Rescom engaged Reapfield as its sole marketing agent in Singapore on terms which included a 5% commission on the transacted price of all sales within Singapore. The Agreement referred to a price schedule in an Annexure A of the agreement.
There was, and is, a dispute between the parties as to contents of Annexure A to the agreement with there being two schedules, one referring to lower prices than the other. That said Randall AsJ found he did not need to determine which schedule was incorporated into the agreement for the purpose of determining the application. Focusing on the terms of the marketing agreement and on contemporaneous conduct  he found that the agreement did not impose an obligation on Reapfield other than to use all due care, skill and diligence. There were no consequences for failure by Reapfield to achieve a particular price .
Regarding the contemporaneous conduct the Randall AsJ found :
- the vendor accepted offers made by purchasers procured by Reapfield and booking forms that set out the purchase price and were signed on behalf of Rescom [over the caption] “accepted by underwriter”
- email correspondence to the effect that Rescom “appreciated the good job” and that Rescom was in the “midst of arranging payment as promised”.
- text messages passing between Rescom and Reapfield accepting the invoice for the commissions claimed without complaint and advising that payment would be made when Rescom received draw downs “from equity partners.”
- there were over 20 text messages where Reapfield sought payment and Rescom repeatedly promised to make payment.
- No complaint was made about the invoice that set out the prices obtained for each of the apartments or the liability to pay the commission .
The Court referred to and liberally quoted from the latest Court of Appeal authority on statutory demands, Troutfarms Australia Pty Ltd v Perpetual Nominees Ltd, handed down last year . The key principles can be reduced to the following:
March 10, 2014
One of the modern myths of American jurisprudence is the primary the Constitution has always given to the First Amendment. In that context the media has a significant, almost unassailable, defence when facing a claim of defamation from a public figure. It was not always thus. In fact pre 1964 US defamation law was not much different to that of its cousins across the lake in the UK.
It was the US Supreme Court decision of New York Times v Sullivan, 50 years ago on 9 March 1964, which elevated the First Amendment protections to its current position of primacy. That position has not been reduced, as some of the decisions of the Warren Court have been (such as the Miranda decision). If anything it has been bolstered.
The Atlantic covers the story of New York Times v Sullivan in Today Is the 50th Anniversary of the (Re-)Birth of the First Amendment. As usual a thoughtful and engrossing account of how the decision came about.
On March 9, 1964, a unanimous Supreme Court reversed a libel verdict against The New York Times in a case brought by Alabama officials who complained about a civil rights advertisement in the paper. The First Amendment, thankfully, hasn’t been the same since.
December 11, 2013

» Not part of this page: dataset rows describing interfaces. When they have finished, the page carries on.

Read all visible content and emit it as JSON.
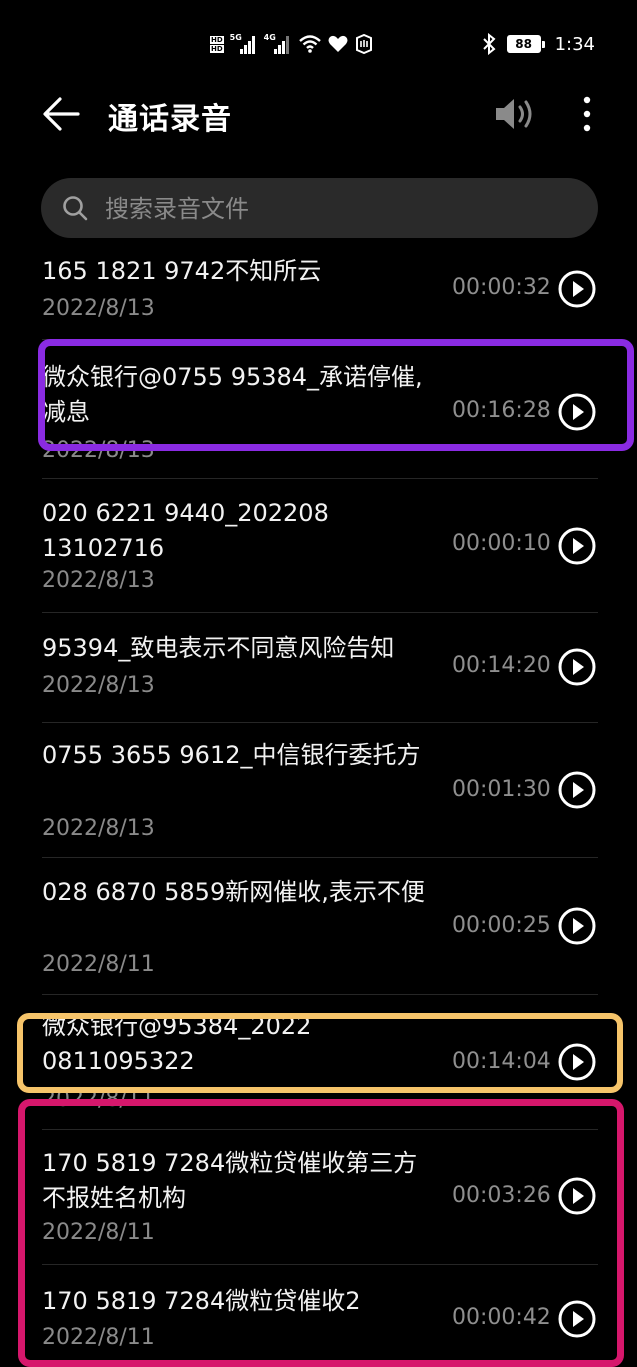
{
  "status_bar": {
    "hd1": "HD",
    "hd2": "HD",
    "net1": "5G",
    "net2": "4G",
    "battery": "88",
    "time": "1:34"
  },
  "header": {
    "title": "通话录音",
    "back_icon": "arrow-left-icon",
    "speaker_icon": "speaker-icon",
    "more_icon": "more-vertical-icon"
  },
  "search": {
    "placeholder": "搜索录音文件",
    "icon": "search-icon"
  },
  "recordings": [
    {
      "name": "165 1821 9742不知所云",
      "date": "2022/8/13",
      "duration": "00:00:32"
    },
    {
      "name": "微众银行@0755 95384_承诺停催,减息",
      "date": "2022/8/13",
      "duration": "00:16:28"
    },
    {
      "name": "020 6221 9440_20220813102716",
      "date": "2022/8/13",
      "duration": "00:00:10"
    },
    {
      "name": "95394_致电表示不同意风险告知",
      "date": "2022/8/13",
      "duration": "00:14:20"
    },
    {
      "name": "0755 3655 9612_中信银行委托方",
      "date": "2022/8/13",
      "duration": "00:01:30"
    },
    {
      "name": "028 6870 5859新网催收,表示不便",
      "date": "2022/8/11",
      "duration": "00:00:25"
    },
    {
      "name": "微众银行@95384_20220811095322",
      "date": "2022/8/11",
      "duration": "00:14:04"
    },
    {
      "name": "170 5819 7284微粒贷催收第三方不报姓名机构",
      "date": "2022/8/11",
      "duration": "00:03:26"
    },
    {
      "name": "170 5819 7284微粒贷催收2",
      "date": "2022/8/11",
      "duration": "00:00:42"
    }
  ],
  "colors": {
    "background": "#000000",
    "highlight_purple": "#8a2be2",
    "highlight_orange": "#f6c46a",
    "highlight_magenta": "#d6176c"
  }
}
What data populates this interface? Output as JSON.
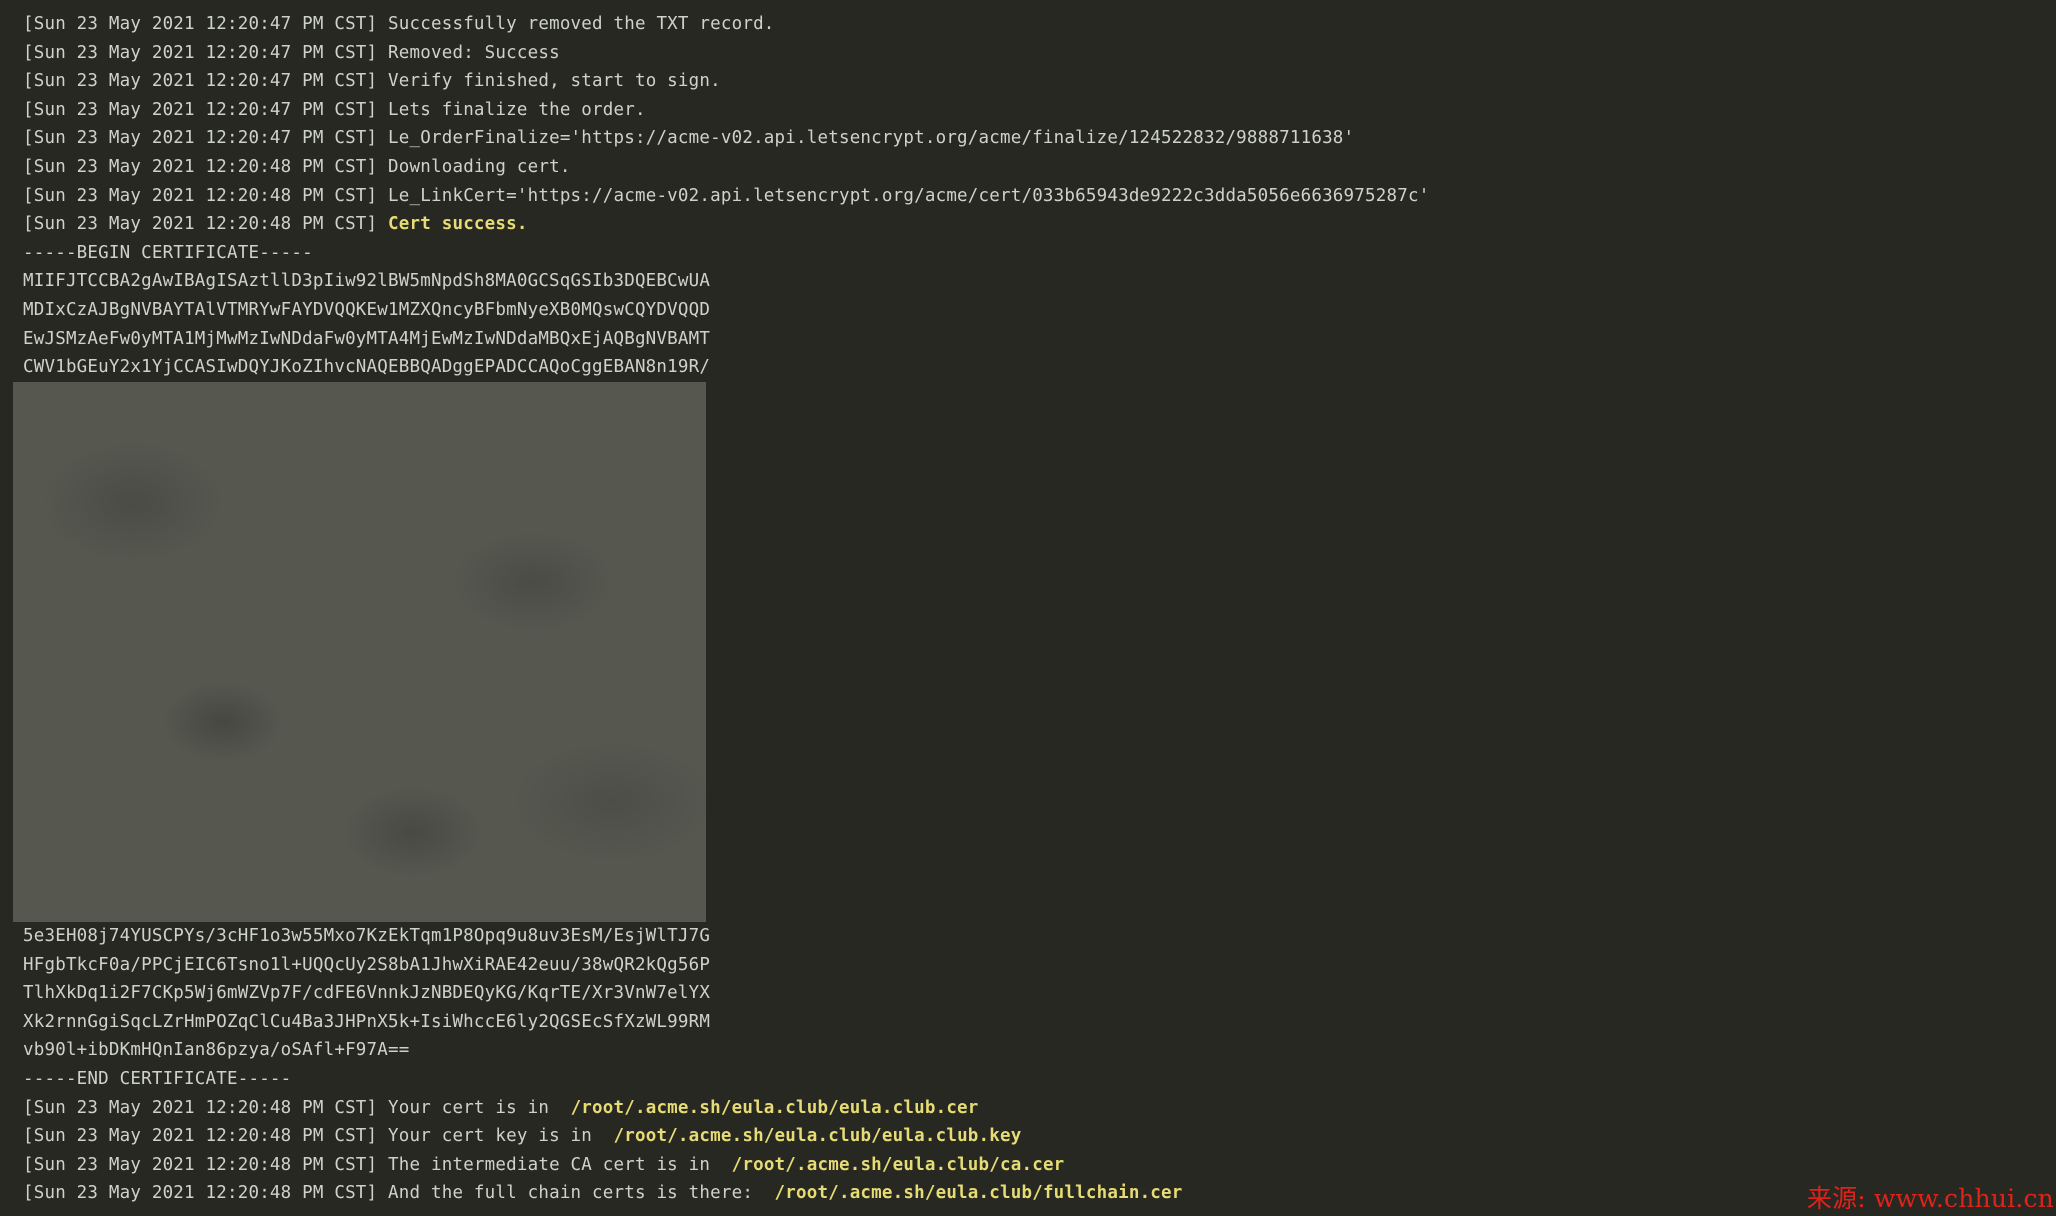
{
  "top_lines": [
    {
      "ts": "[Sun 23 May 2021 12:20:47 PM CST]",
      "msg": "Successfully removed the TXT record."
    },
    {
      "ts": "[Sun 23 May 2021 12:20:47 PM CST]",
      "msg": "Removed: Success"
    },
    {
      "ts": "[Sun 23 May 2021 12:20:47 PM CST]",
      "msg": "Verify finished, start to sign."
    },
    {
      "ts": "[Sun 23 May 2021 12:20:47 PM CST]",
      "msg": "Lets finalize the order."
    },
    {
      "ts": "[Sun 23 May 2021 12:20:47 PM CST]",
      "msg": "Le_OrderFinalize='https://acme-v02.api.letsencrypt.org/acme/finalize/124522832/9888711638'"
    },
    {
      "ts": "[Sun 23 May 2021 12:20:48 PM CST]",
      "msg": "Downloading cert."
    },
    {
      "ts": "[Sun 23 May 2021 12:20:48 PM CST]",
      "msg": "Le_LinkCert='https://acme-v02.api.letsencrypt.org/acme/cert/033b65943de9222c3dda5056e6636975287c'"
    },
    {
      "ts": "[Sun 23 May 2021 12:20:48 PM CST]",
      "highlight": "Cert success."
    }
  ],
  "cert_begin": "-----BEGIN CERTIFICATE-----",
  "cert_head": [
    "MIIFJTCCBA2gAwIBAgISAztllD3pIiw92lBW5mNpdSh8MA0GCSqGSIb3DQEBCwUA",
    "MDIxCzAJBgNVBAYTAlVTMRYwFAYDVQQKEw1MZXQncyBFbmNyeXB0MQswCQYDVQQD",
    "EwJSMzAeFw0yMTA1MjMwMzIwNDdaFw0yMTA4MjEwMzIwNDdaMBQxEjAQBgNVBAMT",
    "CWV1bGEuY2x1YjCCASIwDQYJKoZIhvcNAQEBBQADggEPADCCAQoCggEBAN8n19R/"
  ],
  "cert_tail": [
    "5e3EH08j74YUSCPYs/3cHF1o3w55Mxo7KzEkTqm1P8Opq9u8uv3EsM/EsjWlTJ7G",
    "HFgbTkcF0a/PPCjEIC6Tsno1l+UQQcUy2S8bA1JhwXiRAE42euu/38wQR2kQg56P",
    "TlhXkDq1i2F7CKp5Wj6mWZVp7F/cdFE6VnnkJzNBDEQyKG/KqrTE/Xr3VnW7elYX",
    "Xk2rnnGgiSqcLZrHmPOZqClCu4Ba3JHPnX5k+IsiWhccE6ly2QGSEcSfXzWL99RM",
    "vb90l+ibDKmHQnIan86pzya/oSAfl+F97A=="
  ],
  "cert_end": "-----END CERTIFICATE-----",
  "bottom_lines": [
    {
      "ts": "[Sun 23 May 2021 12:20:48 PM CST]",
      "msg": "Your cert is in  ",
      "path": "/root/.acme.sh/eula.club/eula.club.cer"
    },
    {
      "ts": "[Sun 23 May 2021 12:20:48 PM CST]",
      "msg": "Your cert key is in  ",
      "path": "/root/.acme.sh/eula.club/eula.club.key"
    },
    {
      "ts": "[Sun 23 May 2021 12:20:48 PM CST]",
      "msg": "The intermediate CA cert is in  ",
      "path": "/root/.acme.sh/eula.club/ca.cer"
    },
    {
      "ts": "[Sun 23 May 2021 12:20:48 PM CST]",
      "msg": "And the full chain certs is there:  ",
      "path": "/root/.acme.sh/eula.club/fullchain.cer"
    }
  ],
  "watermark": "来源: www.chhui.cn"
}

The Attorney General announced an Australian Law Reform Commission enquiry into traditional rights and freedoms in the context of Commonwealth Legislation that might restrict them. Given the commentary in the last 18 months this should hardly come as a surprise.
The press release provides:
NEW AUSTRALIAN LAW REFORM INQUIRY TO FOCUS ON FREEDOMS
The Attorney-General, Senator the Hon George Brandis QC, has asked the Australian Law Reform Commission (ALRC) to review Commonwealth legislation to identify provisions that unreasonably encroach upon traditional rights, freedoms and privileges.
Senator Brandis said Read the rest of this entry »